• Prompt
Would you please write out each entry that follows, exactly as written?

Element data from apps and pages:
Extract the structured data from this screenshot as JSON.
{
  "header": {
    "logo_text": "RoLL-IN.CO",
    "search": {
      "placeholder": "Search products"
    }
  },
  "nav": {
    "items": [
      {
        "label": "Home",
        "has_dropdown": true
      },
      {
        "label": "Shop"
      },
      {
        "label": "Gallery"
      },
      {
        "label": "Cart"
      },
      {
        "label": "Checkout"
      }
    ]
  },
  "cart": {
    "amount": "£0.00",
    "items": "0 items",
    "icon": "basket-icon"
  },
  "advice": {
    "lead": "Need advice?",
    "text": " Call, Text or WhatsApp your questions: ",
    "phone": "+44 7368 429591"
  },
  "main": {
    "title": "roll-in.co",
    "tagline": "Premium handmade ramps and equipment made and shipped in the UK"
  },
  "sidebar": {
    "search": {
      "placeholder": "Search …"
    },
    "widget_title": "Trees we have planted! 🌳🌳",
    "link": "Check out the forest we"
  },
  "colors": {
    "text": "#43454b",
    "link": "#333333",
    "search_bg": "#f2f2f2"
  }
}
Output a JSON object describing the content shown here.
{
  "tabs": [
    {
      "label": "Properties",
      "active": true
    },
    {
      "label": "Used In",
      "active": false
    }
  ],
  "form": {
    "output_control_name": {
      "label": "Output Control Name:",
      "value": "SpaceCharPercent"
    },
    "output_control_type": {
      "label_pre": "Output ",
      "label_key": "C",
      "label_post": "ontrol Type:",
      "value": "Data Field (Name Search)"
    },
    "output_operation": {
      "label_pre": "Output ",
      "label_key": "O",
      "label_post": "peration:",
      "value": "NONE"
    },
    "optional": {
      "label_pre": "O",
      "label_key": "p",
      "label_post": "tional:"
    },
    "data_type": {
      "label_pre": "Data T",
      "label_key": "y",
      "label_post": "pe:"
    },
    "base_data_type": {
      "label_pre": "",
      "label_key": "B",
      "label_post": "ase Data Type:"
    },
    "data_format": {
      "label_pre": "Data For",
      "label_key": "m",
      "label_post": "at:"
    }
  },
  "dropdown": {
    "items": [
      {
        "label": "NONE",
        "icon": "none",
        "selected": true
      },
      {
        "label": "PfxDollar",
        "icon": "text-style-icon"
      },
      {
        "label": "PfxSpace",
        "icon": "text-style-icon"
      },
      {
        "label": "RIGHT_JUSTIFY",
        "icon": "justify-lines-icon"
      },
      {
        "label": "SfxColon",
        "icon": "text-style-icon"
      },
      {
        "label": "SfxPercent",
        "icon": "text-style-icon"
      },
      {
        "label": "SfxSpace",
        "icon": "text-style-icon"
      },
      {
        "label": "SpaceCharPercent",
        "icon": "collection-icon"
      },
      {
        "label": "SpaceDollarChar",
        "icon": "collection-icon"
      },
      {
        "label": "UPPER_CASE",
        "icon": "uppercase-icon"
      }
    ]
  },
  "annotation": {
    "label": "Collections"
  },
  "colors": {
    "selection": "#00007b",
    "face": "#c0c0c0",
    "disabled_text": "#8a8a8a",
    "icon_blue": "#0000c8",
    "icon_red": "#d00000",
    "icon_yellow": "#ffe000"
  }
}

• Response box
Extract the structured data from this screenshot as JSON.
{
  "header": {
    "logo_text": "RoLL-IN.CO",
    "search": {
      "placeholder": "Search products"
    }
  },
  "nav": {
    "items": [
      {
        "label": "Home",
        "has_dropdown": true
      },
      {
        "label": "Shop"
      },
      {
        "label": "Gallery"
      },
      {
        "label": "Cart"
      },
      {
        "label": "Checkout"
      }
    ]
  },
  "cart": {
    "amount": "£0.00",
    "items": "0 items",
    "icon": "basket-icon"
  },
  "advice": {
    "lead": "Need advice?",
    "text": " Call, Text or WhatsApp your questions: ",
    "phone": "+44 7368 429591"
  },
  "main": {
    "title": "roll-in.co",
    "tagline": "Premium handmade ramps and equipment made and shipped in the UK"
  },
  "sidebar": {
    "search": {
      "placeholder": "Search …"
    },
    "widget_title": "Trees we have planted! 🌳🌳",
    "link": "Check out the forest we"
  },
  "colors": {
    "text": "#43454b",
    "link": "#333333",
    "search_bg": "#f2f2f2"
  }
}
Output a JSON object describing the content shown here.
{
  "tabs": [
    {
      "label": "Properties",
      "active": true
    },
    {
      "label": "Used In",
      "active": false
    }
  ],
  "form": {
    "output_control_name": {
      "label": "Output Control Name:",
      "value": "SpaceCharPercent"
    },
    "output_control_type": {
      "label_pre": "Output ",
      "label_key": "C",
      "label_post": "ontrol Type:",
      "value": "Data Field (Name Search)"
    },
    "output_operation": {
      "label_pre": "Output ",
      "label_key": "O",
      "label_post": "peration:",
      "value": "NONE"
    },
    "optional": {
      "label_pre": "O",
      "label_key": "p",
      "label_post": "tional:"
    },
    "data_type": {
      "label_pre": "Data T",
      "label_key": "y",
      "label_post": "pe:"
    },
    "base_data_type": {
      "label_pre": "",
      "label_key": "B",
      "label_post": "ase Data Type:"
    },
    "data_format": {
      "label_pre": "Data For",
      "label_key": "m",
      "label_post": "at:"
    }
  },
  "dropdown": {
    "items": [
      {
        "label": "NONE",
        "icon": "none",
        "selected": true
      },
      {
        "label": "PfxDollar",
        "icon": "text-style-icon"
      },
      {
        "label": "PfxSpace",
        "icon": "text-style-icon"
      },
      {
        "label": "RIGHT_JUSTIFY",
        "icon": "justify-lines-icon"
      },
      {
        "label": "SfxColon",
        "icon": "text-style-icon"
      },
      {
        "label": "SfxPercent",
        "icon": "text-style-icon"
      },
      {
        "label": "SfxSpace",
        "icon": "text-style-icon"
      },
      {
        "label": "SpaceCharPercent",
        "icon": "collection-icon"
      },
      {
        "label": "SpaceDollarChar",
        "icon": "collection-icon"
      },
      {
        "label": "UPPER_CASE",
        "icon": "uppercase-icon"
      }
    ]
  },
  "annotation": {
    "label": "Collections"
  },
  "colors": {
    "selection": "#00007b",
    "face": "#c0c0c0",
    "disabled_text": "#8a8a8a",
    "icon_blue": "#0000c8",
    "icon_red": "#d00000",
    "icon_yellow": "#ffe000"
  }
}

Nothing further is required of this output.